For the winter fruit

  • 2 quince, peeled, cored and quartered
  • 2 Cox’s Orange Pippin apples, peeled, cored and quartered
  • 2 very ripe Conference pears, peeled, cored and quartered
  • 4 Agen prunes
  • handful frozen blackberries (optional)


  1. For the red wine jus, in a saucepan over a high heat, bring the red wine to the boil for 2 minutes, which will remove much of the alcohol, then add 400ml/14fl oz water and the remaining jus ingredients and bring to a gentle simmer.

  2. For the winter fruit, poach the quince in the simmering jus for around 25 minutes. Add the apples and pears and simmer for 4 minutes. Leave to cool to room temperature before adding the prunes and blackberries (if using). Strain a third of the liquor and freeze overnight; cover and chill the remaining liquid and fruit in the fridge.

  3. To serve, scrape the frozen cooking liquor with a fork to create beautiful flakes of perfumed ice. Arrange the fruit, spices and cooking juices in a large dish or divide between four bowls. At the last moment, put a spoonful of the delicate flakes of spiced wine granita on top of your dessert. You could alternatively serve the granita in small cups from the freezer as a little pre-dessert.

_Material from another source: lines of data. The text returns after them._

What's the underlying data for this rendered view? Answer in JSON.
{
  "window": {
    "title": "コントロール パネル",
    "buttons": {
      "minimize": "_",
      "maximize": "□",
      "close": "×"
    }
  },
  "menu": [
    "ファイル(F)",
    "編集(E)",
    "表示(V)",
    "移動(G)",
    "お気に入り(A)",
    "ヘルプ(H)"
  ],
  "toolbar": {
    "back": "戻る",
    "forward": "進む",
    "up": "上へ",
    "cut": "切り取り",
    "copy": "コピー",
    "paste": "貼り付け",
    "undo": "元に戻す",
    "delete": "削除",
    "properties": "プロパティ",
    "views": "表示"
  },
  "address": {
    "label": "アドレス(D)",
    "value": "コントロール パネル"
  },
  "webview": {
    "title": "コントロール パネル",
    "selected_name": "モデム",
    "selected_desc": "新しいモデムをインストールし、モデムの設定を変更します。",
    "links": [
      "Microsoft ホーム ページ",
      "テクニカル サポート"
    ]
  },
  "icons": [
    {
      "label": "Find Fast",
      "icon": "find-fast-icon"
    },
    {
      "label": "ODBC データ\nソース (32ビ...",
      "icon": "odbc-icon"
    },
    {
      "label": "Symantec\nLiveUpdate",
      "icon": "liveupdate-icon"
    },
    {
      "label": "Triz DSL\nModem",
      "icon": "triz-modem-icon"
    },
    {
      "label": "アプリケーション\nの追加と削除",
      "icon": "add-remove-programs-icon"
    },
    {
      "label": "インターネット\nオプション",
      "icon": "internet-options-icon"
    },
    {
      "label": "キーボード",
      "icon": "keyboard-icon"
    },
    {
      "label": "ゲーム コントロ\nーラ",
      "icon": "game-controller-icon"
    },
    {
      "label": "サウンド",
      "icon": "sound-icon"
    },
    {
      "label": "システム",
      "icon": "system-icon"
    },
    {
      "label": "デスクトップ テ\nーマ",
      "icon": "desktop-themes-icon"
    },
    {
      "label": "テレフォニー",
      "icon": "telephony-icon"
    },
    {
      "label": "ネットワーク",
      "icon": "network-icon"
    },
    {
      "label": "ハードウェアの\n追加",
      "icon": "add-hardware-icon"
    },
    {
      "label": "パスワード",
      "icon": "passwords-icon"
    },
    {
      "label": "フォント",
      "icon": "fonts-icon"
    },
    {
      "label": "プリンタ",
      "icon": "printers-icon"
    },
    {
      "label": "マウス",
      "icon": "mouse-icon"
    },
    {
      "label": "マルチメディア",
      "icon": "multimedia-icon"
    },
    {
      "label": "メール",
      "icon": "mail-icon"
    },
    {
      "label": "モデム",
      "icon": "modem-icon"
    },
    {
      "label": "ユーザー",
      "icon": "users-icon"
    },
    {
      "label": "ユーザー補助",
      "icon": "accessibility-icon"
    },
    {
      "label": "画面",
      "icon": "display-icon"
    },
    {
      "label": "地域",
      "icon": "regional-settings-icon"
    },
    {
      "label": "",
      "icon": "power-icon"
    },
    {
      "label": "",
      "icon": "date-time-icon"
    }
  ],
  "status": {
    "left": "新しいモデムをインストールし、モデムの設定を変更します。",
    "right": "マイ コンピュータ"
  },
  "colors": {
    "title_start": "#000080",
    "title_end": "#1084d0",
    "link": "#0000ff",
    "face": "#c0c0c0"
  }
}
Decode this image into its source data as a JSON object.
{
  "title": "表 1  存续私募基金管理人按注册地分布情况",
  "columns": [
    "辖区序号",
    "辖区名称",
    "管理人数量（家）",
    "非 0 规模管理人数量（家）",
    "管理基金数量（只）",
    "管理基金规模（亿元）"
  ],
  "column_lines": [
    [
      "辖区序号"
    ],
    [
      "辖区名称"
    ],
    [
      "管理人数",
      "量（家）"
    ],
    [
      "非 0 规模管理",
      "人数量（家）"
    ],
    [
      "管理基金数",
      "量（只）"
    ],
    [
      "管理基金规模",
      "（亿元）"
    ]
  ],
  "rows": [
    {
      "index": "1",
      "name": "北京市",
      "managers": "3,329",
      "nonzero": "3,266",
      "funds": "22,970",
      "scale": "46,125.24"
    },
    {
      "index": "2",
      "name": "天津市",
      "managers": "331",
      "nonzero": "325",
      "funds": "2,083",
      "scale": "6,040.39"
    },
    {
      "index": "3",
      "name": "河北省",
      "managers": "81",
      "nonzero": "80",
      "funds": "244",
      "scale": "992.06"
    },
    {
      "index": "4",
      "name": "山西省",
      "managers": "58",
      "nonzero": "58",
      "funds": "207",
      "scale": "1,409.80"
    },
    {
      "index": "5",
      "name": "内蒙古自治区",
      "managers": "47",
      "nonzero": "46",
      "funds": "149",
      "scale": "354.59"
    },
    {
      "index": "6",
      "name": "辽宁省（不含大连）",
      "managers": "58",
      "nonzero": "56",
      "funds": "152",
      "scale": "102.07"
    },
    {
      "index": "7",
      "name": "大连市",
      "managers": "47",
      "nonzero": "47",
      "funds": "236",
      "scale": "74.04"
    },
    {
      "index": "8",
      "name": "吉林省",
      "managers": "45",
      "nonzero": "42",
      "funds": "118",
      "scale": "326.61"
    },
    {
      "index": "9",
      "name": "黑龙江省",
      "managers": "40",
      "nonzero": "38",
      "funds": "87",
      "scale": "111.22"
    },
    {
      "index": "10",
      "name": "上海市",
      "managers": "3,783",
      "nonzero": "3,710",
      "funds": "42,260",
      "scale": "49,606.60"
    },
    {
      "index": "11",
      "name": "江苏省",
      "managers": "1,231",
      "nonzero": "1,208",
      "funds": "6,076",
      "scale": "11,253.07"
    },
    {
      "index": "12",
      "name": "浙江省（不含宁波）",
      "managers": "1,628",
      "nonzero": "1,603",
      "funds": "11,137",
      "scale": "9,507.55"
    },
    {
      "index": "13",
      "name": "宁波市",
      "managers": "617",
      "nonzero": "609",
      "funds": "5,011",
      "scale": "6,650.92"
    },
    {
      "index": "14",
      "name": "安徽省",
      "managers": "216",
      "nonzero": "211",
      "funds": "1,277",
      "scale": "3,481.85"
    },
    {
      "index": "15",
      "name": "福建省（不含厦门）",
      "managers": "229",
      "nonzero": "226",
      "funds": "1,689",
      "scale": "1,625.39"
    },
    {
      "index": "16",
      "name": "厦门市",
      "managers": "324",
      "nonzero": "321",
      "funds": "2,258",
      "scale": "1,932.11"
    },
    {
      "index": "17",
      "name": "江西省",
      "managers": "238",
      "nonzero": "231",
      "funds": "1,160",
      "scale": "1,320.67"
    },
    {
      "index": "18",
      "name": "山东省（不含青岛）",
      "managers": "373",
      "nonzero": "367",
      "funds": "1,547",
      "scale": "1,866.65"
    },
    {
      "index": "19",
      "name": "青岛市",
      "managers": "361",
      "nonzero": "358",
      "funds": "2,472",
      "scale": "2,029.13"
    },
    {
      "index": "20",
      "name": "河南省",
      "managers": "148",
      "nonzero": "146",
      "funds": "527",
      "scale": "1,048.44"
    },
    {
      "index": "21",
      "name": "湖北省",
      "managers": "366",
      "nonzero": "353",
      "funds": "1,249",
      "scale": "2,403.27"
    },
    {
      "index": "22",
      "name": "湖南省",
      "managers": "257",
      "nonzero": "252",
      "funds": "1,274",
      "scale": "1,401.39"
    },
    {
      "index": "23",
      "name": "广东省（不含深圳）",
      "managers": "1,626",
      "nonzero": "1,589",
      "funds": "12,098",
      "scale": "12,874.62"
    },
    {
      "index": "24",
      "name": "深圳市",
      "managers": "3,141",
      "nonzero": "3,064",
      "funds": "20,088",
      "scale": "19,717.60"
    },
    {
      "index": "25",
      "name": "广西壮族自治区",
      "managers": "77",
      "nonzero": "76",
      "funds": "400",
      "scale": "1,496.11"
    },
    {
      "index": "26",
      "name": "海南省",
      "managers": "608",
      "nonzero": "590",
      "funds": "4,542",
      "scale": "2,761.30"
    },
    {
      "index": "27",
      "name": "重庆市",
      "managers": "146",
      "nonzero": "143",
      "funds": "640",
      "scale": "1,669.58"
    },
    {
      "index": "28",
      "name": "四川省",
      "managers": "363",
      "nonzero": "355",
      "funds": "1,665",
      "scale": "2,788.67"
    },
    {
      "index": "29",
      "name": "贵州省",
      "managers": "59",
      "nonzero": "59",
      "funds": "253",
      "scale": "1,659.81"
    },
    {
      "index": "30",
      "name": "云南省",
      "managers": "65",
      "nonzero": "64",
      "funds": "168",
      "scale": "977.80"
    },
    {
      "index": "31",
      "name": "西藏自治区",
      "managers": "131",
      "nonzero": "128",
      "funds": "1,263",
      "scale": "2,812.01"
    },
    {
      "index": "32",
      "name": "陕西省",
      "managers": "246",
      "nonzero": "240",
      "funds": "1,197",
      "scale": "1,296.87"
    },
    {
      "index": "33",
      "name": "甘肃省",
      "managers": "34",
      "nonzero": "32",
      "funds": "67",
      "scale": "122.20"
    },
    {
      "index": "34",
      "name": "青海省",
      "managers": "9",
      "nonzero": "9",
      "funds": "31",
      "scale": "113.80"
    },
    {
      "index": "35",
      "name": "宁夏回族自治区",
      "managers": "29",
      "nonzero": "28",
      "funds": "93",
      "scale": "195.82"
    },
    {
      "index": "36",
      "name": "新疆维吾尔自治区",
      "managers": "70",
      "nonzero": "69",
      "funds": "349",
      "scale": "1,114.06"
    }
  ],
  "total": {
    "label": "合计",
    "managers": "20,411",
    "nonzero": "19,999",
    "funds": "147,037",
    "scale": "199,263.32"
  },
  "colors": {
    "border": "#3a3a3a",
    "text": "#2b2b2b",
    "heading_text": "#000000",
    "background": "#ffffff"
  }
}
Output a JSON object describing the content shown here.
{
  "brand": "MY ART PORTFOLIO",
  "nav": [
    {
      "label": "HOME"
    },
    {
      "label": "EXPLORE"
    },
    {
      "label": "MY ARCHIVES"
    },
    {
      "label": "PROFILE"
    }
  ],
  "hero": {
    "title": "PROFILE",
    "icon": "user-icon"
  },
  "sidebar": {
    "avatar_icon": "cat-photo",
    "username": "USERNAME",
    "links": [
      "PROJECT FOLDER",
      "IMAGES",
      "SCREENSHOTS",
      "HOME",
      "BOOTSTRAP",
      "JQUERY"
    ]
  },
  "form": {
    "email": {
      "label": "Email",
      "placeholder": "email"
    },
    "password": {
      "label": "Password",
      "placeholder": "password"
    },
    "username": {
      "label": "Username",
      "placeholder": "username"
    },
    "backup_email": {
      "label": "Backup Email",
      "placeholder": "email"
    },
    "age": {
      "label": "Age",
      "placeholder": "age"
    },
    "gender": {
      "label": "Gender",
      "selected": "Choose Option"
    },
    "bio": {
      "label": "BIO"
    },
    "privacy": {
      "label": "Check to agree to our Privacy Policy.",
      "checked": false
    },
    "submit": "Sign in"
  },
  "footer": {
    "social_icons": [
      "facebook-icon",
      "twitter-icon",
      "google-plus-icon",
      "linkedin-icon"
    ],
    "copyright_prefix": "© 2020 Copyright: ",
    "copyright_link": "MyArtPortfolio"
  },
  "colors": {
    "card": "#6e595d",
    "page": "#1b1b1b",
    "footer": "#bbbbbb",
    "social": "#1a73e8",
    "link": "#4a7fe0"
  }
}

Recipe Tips

Tip 1: I normally use vanilla purée, but here I want the vanilla to diffuse its flavour slowly so as to penetrate the quince, and the most effective means of achieving this is to use a pod.

Tip 2: My general rule about wine when cooking is not to use an expensive bottle. Look for a deep, rich-coloured Cabernet Sauvignon or Merlot. Pinot Noir is too light.

Tip 3: It is important that the liquid does not boil while poaching the fruits, as the intensity of the heat will damage their delicate flesh.